The degassing of magmatic volatiles during eruptions beneath ice sheets and glaciers, as recorded by the dissolved volatile content quenched in volcanic rocks, could provide powerful new constraints on former ice thicknesses in volcanic areas. As volcanic rocks are readily dateable using radiometric methods, subglacial volcanoes may therefore provide crucial information on the timing of palaeo-environmental fluctuations in the Quaternary. Volatile degassing is also likely to control the mechanisms of subglacial eruptions and their associated hazards. In this paper we lay out a number of criteria that must be satisfied for degassing to potentially record palaeo-ice thicknesses, using a variety of new datasets and calculations to highlight existing problems with the technique. These include uncertainties about volatile solubilities, non-equilibrium degassing, sample heterogeneity, hydration, post-quenching movement and whether subglacial pressures deviated significantly from glaciostatic.

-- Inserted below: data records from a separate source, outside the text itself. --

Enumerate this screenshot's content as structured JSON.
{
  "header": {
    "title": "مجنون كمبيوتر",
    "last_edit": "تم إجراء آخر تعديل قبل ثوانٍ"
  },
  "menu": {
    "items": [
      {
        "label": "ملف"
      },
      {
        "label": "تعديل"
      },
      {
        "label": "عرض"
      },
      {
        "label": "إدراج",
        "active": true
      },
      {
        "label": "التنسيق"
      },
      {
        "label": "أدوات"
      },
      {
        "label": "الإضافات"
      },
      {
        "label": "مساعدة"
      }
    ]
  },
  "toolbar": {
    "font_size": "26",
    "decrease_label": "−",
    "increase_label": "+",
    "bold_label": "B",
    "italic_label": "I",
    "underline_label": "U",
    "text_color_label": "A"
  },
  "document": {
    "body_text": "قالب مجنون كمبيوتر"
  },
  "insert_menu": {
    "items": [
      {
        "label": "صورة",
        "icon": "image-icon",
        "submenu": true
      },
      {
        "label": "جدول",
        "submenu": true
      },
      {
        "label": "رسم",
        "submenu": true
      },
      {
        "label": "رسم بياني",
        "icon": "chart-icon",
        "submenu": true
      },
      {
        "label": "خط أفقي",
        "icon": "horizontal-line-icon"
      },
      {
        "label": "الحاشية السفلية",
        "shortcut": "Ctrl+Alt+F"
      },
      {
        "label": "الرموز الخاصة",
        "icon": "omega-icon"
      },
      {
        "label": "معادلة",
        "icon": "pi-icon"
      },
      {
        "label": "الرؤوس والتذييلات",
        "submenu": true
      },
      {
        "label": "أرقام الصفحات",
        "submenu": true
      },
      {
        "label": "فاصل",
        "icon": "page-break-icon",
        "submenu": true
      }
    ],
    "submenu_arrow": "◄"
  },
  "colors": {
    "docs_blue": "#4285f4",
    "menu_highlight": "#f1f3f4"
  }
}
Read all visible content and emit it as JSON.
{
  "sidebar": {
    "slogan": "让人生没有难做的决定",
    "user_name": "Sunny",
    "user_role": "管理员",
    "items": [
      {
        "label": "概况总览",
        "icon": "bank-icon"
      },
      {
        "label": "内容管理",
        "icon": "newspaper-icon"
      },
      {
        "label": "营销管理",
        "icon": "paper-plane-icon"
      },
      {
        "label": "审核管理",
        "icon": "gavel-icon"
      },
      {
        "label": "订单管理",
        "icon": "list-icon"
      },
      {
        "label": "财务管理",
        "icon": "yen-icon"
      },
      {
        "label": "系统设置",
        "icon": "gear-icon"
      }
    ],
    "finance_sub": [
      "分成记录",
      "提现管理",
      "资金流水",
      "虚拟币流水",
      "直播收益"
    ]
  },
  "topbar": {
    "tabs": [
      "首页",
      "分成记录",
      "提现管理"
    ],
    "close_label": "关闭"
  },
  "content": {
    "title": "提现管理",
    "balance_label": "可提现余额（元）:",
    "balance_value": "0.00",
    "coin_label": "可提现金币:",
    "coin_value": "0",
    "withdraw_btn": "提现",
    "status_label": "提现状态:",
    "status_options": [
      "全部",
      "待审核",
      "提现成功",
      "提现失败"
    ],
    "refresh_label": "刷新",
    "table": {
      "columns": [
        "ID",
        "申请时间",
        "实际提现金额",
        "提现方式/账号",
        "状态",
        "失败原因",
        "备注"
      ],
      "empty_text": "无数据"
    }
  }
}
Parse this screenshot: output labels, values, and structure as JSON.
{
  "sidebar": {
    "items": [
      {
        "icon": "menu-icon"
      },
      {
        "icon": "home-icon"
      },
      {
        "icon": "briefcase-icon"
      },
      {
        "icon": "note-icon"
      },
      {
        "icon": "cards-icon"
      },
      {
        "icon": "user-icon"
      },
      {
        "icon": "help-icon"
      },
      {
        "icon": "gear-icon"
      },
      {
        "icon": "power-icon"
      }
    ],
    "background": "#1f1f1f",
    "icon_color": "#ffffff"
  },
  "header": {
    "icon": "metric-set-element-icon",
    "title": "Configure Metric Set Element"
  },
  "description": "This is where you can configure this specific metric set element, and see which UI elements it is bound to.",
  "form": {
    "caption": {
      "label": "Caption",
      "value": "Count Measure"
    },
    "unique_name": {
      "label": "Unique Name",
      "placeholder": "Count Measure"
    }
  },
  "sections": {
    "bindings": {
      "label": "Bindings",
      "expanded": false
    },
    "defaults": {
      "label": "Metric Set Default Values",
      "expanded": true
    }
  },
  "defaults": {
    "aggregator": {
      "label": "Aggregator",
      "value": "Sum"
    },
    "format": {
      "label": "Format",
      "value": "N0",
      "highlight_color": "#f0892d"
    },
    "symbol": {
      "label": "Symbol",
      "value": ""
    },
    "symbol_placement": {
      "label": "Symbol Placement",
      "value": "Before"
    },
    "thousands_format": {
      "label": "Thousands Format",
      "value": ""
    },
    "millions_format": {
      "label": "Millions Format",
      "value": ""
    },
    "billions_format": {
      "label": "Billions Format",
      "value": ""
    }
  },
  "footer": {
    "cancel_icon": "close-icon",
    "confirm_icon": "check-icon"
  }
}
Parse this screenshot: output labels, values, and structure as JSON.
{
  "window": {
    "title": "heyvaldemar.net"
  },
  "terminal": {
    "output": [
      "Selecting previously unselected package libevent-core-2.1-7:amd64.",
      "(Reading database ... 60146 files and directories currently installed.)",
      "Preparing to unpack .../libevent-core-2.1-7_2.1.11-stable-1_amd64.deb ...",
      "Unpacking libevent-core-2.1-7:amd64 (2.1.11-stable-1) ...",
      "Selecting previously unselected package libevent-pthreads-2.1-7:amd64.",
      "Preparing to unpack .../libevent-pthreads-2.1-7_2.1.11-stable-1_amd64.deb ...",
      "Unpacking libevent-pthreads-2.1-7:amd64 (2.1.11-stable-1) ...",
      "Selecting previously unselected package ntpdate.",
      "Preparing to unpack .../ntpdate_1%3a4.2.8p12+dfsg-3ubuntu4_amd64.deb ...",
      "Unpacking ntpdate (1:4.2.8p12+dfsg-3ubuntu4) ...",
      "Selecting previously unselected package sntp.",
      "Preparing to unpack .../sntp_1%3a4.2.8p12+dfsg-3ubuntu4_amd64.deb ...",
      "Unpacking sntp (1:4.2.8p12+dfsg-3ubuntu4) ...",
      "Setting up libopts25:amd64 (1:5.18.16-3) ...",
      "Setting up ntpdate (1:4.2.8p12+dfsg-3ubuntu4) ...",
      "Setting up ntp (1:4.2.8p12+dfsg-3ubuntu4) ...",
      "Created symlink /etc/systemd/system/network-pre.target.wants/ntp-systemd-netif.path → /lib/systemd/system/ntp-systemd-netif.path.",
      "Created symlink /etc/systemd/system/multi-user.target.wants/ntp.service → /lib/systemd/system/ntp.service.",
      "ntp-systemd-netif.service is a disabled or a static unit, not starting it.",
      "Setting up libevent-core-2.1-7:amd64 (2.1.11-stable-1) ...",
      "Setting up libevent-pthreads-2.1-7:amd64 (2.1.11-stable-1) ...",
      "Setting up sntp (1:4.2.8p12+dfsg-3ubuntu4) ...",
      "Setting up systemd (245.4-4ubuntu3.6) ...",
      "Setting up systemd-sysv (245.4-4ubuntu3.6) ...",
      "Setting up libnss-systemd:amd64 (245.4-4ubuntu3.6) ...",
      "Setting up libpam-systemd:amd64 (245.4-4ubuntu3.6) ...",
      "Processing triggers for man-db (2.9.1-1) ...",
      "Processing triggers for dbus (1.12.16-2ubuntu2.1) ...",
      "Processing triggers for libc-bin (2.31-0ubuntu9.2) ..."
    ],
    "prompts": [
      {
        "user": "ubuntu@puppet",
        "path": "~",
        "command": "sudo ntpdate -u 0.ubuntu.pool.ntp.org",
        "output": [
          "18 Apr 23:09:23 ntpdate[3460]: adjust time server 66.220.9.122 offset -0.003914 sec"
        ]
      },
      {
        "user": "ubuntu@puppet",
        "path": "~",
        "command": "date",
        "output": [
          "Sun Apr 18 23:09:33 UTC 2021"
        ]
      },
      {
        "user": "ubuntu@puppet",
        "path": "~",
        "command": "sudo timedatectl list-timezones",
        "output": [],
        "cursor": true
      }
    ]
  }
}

We propose new strategies for improvement of the technique and discuss how magmatic volatiles may control the style of subglacial eruptions.
The final, definitive version of this article has been published in the Journal, Earth-Science Reviews 99 (1-2), 2010, © ELSEVIER.